In this state, the disciples had no ability or incentive to steal his body and claim that Jesus had risen from the dead. Had they even wanted to do anything so crazy, it would have been extremely dangerous for them. Not only because the Jewish authorities would have been angry, but because the Romans punished grave robbing or stealing bodies with a painful death sentence.
And where would they have quickly hidden a corpse, in the rocky soil around Jerusalem? How would they have sneaked it through the streets without detection? How could they have kept the dogs away from it? Not to mention overcoming the guards at the tomb. No, their state of mind certainly would not have promoted that kind of thinking. These men were weary with shock, grief and self-reproach.
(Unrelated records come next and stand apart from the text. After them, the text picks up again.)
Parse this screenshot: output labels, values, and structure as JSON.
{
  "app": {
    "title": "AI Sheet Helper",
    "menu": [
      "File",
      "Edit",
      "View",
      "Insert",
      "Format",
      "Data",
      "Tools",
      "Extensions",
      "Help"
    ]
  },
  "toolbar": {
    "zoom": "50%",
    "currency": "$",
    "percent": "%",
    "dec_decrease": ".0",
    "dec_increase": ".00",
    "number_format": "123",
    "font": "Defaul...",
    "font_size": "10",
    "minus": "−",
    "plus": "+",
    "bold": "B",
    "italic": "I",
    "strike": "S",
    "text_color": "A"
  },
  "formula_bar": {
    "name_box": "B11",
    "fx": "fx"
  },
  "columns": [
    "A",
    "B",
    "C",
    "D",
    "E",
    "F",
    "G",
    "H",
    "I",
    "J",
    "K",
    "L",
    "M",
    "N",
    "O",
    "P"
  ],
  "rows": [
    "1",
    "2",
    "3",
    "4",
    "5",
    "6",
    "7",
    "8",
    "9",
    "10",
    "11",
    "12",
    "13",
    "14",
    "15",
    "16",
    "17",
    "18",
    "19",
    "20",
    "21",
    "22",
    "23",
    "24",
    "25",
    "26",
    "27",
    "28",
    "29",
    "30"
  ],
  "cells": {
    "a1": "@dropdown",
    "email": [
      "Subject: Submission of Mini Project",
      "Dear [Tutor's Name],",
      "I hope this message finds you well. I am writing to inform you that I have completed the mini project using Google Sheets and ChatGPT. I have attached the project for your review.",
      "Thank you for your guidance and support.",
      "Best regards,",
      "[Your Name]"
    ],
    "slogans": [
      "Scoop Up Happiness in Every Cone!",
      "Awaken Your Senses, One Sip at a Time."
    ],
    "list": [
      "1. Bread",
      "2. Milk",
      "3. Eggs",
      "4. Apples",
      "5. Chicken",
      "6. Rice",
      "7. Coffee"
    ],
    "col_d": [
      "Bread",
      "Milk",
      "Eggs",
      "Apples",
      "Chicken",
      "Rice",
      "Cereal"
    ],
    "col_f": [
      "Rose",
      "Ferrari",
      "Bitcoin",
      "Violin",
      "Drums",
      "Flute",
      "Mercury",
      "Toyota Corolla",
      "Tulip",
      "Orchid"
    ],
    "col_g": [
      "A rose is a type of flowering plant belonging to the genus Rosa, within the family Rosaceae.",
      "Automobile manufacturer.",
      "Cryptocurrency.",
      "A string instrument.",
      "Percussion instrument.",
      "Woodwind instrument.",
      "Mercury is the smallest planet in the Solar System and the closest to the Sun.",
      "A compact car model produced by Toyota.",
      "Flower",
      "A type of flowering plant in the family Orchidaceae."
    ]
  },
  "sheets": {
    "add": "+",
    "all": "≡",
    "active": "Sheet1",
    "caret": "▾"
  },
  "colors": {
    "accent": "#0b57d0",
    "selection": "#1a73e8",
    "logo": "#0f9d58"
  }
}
But contrast their state of despair after Jesus’ crucifixion with Peter’s bold proclamation 40 days later in Jerusalem’s same dangerous streets. On the day of Pentecost, Peter boldly faced down hundreds of the same men who’d called for Jesus to be crucified.
What made the difference?
Jesus had risen from the dead. Peter declared that, on the third day, God had resurrected Jesus. Jesus was indeed the Messiah, and he had triumphed over evil and death.
Peter and his companions were eyewitnesses who saw Jesus alive on more than one occasion. These were more than visions. They had touched him, talked with him and even eaten with him. Nothing less than a stupendous re-creation of life could account for their new boldness in the face of deadly hostility.
Within a couple of years, one of these disciples, James, the son of Zebedee, was put to death in Jerusalem. In the end, nearly every one of Jesus’ male disciples had died a violent death, because they preached that God’s Son came to earth and lived among us, was crucified and then was raised from the dead.
If the resurrection was a hoax, a lie perpetrated by the disciples, why were they willing to die for it? They would have each known it was a lie. Surely one of them would have cracked under pressure and admitted it was a lie.
Yet that did not occur. These disciples saw, heard and touched the risen Jesus. They verified, and reported, his victory over death. Indeed, two men who’d been opposed to Jesus were granted the same privilege.
These changed men risked everything to tell the world about Jesus’ triumph, thereby changing the history of the world.
We have inherited their testimony and the hope of forgiveness and immortality that goes with it. Though we die once, death is robbed of its terror. Jesus lives, and he will give us a resurrection body like his in the age to come.
The Rev. Mark Koonz is pastor of Emmanuel Lutheran Church in Walla Walla. You may email him at EmmanuelOffice@wwelc.org or call him at 509-525-6872.